### The task
What lines below include the word "stock"? Copy each one.

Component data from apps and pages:
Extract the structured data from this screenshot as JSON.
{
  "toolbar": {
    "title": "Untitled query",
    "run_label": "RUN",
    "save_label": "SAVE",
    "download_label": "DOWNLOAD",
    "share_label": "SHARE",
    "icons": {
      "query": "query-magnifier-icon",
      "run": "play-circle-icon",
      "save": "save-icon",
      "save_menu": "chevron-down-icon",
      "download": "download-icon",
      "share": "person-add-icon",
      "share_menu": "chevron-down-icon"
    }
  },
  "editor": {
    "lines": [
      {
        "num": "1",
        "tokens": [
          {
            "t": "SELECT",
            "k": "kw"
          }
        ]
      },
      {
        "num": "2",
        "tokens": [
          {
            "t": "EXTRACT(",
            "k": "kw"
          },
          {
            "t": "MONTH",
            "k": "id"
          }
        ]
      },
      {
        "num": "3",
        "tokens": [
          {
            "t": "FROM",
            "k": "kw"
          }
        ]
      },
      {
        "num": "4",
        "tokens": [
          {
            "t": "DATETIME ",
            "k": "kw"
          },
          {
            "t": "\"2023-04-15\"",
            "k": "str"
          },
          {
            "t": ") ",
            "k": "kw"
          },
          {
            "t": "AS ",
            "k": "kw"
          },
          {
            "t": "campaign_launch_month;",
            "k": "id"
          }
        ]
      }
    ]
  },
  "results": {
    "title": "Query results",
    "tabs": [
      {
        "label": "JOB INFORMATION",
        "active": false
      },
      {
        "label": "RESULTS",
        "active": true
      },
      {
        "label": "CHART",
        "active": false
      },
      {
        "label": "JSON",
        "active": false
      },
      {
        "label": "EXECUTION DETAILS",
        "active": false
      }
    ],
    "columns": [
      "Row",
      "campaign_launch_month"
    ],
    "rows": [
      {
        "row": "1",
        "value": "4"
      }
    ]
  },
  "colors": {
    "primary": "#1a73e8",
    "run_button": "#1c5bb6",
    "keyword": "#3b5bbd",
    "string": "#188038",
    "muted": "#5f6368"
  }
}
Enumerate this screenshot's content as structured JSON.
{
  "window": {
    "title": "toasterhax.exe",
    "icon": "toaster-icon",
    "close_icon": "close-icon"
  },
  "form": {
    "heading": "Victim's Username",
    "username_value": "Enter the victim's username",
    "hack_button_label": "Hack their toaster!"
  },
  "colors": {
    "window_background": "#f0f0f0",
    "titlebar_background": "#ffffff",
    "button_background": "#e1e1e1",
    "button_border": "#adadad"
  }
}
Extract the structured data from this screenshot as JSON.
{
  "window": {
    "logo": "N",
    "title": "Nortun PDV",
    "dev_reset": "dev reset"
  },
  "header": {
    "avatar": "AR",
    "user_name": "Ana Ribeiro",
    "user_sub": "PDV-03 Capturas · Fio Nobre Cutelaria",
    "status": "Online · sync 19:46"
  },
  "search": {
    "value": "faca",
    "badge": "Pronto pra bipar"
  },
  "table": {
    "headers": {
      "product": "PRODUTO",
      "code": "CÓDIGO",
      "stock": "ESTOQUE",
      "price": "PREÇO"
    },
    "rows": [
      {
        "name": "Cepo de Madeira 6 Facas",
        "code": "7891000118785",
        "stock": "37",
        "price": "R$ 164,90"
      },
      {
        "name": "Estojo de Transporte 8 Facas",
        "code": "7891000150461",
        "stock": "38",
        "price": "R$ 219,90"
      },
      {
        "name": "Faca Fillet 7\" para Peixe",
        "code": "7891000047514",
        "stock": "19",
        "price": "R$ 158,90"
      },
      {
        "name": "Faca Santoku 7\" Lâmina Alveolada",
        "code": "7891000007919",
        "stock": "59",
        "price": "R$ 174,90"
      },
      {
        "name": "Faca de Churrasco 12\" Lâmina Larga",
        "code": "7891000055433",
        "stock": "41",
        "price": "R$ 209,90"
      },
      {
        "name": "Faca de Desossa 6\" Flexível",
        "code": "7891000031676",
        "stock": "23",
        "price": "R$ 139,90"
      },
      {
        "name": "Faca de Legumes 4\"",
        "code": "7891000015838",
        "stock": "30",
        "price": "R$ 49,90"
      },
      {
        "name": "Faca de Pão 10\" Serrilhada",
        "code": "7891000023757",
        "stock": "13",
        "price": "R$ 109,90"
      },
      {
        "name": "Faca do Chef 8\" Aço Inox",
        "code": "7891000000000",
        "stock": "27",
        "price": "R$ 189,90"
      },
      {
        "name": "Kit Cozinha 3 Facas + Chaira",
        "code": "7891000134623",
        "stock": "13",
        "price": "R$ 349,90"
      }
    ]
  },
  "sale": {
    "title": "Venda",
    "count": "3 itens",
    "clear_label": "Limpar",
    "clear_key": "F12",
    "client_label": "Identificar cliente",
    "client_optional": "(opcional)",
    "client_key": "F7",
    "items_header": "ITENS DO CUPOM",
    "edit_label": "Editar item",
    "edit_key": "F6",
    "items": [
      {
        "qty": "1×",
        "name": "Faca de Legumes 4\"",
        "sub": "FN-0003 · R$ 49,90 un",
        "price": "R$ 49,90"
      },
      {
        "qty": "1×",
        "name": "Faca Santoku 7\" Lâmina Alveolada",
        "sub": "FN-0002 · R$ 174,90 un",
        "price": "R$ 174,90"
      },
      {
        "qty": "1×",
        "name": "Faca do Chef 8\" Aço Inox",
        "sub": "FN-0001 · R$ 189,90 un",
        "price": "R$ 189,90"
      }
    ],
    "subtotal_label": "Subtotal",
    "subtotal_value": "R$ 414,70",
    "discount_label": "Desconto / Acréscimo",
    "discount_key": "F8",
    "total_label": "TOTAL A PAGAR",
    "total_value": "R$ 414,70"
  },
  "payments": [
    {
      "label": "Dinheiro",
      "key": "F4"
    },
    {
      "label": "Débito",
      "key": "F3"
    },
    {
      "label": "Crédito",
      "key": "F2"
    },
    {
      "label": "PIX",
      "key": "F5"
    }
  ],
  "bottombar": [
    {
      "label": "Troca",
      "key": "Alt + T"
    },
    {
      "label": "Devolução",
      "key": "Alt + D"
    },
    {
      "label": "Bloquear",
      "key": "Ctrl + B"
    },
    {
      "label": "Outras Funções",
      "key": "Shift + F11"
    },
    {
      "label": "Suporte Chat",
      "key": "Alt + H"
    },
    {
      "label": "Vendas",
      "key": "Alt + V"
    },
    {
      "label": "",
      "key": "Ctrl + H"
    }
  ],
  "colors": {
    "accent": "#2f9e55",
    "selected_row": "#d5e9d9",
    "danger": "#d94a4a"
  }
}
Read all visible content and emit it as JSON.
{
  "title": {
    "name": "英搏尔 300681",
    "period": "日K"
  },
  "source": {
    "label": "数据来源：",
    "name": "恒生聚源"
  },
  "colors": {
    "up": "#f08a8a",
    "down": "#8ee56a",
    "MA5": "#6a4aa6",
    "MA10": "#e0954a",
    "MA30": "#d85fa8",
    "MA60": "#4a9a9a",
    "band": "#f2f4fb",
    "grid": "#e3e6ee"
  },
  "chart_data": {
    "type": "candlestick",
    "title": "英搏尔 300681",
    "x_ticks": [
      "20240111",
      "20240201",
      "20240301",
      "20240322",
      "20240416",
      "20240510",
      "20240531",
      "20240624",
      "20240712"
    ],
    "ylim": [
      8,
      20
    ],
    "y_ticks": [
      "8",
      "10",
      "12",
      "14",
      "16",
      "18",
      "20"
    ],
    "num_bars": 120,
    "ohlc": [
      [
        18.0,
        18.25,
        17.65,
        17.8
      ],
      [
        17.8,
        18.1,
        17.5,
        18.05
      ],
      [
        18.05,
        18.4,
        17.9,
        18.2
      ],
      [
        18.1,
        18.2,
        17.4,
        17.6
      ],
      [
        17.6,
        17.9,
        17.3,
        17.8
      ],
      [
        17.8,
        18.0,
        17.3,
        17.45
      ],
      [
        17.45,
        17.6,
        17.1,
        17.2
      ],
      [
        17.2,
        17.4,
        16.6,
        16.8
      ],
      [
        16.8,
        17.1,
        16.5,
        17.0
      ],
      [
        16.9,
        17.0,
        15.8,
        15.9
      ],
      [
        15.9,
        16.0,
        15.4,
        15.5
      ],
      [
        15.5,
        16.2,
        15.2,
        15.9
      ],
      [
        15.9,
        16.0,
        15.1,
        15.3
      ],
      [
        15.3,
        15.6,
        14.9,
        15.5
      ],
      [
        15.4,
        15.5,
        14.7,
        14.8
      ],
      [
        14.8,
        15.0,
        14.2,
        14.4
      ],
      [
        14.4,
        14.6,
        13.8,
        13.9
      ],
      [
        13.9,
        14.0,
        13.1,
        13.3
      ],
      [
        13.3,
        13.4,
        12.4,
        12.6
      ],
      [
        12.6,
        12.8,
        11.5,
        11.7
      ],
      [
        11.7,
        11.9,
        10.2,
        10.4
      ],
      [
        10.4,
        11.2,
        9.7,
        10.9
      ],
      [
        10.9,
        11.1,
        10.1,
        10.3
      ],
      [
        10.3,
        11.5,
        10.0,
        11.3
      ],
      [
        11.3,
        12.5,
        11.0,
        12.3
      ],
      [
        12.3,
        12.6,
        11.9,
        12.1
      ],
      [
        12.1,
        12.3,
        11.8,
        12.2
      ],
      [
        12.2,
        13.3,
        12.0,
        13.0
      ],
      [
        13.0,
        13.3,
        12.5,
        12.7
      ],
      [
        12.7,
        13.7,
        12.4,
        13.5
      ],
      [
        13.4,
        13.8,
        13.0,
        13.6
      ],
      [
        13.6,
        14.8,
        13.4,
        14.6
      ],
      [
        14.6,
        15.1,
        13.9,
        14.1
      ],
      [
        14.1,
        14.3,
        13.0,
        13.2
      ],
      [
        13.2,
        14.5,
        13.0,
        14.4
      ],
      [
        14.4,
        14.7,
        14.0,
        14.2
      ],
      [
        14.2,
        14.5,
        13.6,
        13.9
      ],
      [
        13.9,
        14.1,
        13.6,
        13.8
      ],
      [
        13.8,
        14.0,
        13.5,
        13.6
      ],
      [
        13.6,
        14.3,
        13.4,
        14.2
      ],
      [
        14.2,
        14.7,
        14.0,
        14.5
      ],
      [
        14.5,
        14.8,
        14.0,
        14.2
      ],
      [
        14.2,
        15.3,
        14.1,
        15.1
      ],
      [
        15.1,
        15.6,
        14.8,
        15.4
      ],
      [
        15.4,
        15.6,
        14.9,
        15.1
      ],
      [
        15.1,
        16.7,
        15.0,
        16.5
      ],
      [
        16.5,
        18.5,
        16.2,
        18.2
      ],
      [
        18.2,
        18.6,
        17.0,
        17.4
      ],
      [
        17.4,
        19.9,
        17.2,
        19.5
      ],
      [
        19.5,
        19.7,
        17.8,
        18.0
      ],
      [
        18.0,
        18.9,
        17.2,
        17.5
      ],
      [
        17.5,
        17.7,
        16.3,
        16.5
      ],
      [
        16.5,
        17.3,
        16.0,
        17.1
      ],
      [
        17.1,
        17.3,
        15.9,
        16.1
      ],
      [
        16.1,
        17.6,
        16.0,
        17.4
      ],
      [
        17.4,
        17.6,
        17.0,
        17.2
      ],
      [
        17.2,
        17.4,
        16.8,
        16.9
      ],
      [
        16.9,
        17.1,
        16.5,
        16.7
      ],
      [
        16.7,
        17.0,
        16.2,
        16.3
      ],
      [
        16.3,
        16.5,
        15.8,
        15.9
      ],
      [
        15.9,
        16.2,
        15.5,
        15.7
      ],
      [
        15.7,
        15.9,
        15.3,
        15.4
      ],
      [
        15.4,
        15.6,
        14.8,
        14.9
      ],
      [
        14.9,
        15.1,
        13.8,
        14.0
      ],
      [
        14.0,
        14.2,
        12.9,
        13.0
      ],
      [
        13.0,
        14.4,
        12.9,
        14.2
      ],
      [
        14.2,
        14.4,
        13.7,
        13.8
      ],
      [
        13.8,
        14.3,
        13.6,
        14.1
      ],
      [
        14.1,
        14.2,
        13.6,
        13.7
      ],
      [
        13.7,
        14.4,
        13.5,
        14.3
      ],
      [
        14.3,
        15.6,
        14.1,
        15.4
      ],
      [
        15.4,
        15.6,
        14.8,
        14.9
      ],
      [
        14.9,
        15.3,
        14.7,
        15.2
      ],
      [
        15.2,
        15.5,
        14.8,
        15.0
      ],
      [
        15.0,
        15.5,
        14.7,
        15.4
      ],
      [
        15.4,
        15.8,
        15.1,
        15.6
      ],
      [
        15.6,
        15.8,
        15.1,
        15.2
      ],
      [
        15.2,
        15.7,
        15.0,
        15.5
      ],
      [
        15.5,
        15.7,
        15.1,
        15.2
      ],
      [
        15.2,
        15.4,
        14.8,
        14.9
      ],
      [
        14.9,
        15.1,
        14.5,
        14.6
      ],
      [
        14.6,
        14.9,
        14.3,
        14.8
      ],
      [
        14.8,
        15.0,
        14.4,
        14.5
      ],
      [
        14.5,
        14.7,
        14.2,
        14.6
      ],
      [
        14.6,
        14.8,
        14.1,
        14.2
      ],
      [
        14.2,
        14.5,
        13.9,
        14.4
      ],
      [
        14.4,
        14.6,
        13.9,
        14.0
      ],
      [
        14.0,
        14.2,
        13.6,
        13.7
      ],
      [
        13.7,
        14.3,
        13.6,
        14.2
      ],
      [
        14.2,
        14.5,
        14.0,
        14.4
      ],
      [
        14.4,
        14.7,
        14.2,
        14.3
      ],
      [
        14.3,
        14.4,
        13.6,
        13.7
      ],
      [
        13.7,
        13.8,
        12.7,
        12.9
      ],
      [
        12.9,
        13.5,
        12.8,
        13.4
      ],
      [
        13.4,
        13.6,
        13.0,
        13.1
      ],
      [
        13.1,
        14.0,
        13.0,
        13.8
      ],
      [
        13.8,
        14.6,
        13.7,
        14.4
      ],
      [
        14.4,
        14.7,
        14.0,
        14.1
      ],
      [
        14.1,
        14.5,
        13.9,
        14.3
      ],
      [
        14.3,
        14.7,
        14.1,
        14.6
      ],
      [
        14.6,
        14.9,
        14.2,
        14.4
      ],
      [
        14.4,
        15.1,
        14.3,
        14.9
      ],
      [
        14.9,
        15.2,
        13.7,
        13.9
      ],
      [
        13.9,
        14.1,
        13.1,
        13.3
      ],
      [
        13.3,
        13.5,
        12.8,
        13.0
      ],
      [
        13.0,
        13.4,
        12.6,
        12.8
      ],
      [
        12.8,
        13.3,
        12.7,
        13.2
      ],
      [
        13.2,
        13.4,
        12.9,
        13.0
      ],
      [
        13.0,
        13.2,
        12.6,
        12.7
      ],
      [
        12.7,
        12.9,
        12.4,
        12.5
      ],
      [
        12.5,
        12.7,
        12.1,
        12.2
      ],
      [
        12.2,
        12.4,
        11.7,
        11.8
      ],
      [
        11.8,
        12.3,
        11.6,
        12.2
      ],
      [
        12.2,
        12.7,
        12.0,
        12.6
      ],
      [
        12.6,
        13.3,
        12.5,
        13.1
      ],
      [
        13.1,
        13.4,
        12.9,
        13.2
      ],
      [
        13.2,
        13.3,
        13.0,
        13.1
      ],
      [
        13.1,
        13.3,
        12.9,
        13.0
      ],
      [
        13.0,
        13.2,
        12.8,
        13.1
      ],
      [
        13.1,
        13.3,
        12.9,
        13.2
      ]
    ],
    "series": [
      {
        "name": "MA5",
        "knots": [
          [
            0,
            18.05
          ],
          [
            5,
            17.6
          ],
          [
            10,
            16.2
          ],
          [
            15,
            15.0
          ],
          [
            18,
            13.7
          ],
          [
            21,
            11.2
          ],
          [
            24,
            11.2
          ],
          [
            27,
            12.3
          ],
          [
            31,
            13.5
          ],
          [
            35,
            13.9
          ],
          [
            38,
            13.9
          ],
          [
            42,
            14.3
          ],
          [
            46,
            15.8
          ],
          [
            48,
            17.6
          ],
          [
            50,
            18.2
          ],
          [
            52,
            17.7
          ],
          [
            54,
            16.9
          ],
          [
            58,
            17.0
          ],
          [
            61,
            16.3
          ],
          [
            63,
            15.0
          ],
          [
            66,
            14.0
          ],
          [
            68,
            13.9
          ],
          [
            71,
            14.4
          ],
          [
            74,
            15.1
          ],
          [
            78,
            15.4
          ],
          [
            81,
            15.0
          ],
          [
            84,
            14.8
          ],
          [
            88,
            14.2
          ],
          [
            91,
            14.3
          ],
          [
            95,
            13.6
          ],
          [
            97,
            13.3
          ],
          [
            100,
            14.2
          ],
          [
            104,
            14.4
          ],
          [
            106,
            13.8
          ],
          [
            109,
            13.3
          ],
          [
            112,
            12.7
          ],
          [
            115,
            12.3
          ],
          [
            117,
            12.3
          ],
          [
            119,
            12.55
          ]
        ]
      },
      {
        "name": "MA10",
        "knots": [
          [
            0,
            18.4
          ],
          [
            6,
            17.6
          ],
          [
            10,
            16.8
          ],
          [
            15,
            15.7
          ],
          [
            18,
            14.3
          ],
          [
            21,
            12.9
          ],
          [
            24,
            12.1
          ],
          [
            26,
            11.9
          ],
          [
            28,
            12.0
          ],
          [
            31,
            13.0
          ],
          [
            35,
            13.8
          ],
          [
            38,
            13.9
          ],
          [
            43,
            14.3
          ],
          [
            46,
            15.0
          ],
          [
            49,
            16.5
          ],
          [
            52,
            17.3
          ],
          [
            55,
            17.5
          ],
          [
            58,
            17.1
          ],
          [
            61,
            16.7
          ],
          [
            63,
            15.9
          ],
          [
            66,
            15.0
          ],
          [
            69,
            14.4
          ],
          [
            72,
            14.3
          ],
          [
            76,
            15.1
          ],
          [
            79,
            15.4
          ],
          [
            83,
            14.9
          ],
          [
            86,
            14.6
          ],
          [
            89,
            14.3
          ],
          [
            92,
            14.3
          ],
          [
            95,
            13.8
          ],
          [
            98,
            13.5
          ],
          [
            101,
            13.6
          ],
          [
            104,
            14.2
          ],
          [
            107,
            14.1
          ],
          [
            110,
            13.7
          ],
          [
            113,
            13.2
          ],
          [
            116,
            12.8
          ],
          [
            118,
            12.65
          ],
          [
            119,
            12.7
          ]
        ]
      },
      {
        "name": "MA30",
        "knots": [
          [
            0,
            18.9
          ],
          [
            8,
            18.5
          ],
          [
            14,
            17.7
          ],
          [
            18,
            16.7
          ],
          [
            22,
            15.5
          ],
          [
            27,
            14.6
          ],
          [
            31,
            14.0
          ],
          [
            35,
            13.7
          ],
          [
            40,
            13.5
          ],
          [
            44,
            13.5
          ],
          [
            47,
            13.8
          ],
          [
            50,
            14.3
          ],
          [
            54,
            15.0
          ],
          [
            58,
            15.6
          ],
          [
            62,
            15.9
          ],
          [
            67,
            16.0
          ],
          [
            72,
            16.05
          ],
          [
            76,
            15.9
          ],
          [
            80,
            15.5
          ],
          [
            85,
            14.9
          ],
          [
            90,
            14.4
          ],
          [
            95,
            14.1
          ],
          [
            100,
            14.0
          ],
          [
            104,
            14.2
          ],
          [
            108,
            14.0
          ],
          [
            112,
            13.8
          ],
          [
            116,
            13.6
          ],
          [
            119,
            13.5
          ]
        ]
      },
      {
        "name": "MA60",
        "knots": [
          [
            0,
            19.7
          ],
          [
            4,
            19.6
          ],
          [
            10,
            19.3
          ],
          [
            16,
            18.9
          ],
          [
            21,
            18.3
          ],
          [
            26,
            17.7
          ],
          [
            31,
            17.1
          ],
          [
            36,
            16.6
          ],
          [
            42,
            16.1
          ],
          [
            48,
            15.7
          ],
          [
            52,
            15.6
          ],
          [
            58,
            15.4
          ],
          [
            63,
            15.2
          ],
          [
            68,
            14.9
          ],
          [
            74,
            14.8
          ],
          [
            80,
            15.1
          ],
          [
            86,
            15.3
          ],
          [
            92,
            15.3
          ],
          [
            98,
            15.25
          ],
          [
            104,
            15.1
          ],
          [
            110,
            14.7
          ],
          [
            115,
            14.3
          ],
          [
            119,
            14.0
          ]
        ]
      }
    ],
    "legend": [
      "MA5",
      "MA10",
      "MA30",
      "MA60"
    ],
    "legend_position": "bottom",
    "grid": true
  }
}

### Your response
      "stock": "ESTOQUE",
        "stock": "37",
        "stock": "38",
        "stock": "19",
        "stock": "59",
        "stock": "41",
        "stock": "23",
        "stock": "30",
        "stock": "13",
        "stock": "27",
        "stock": "13",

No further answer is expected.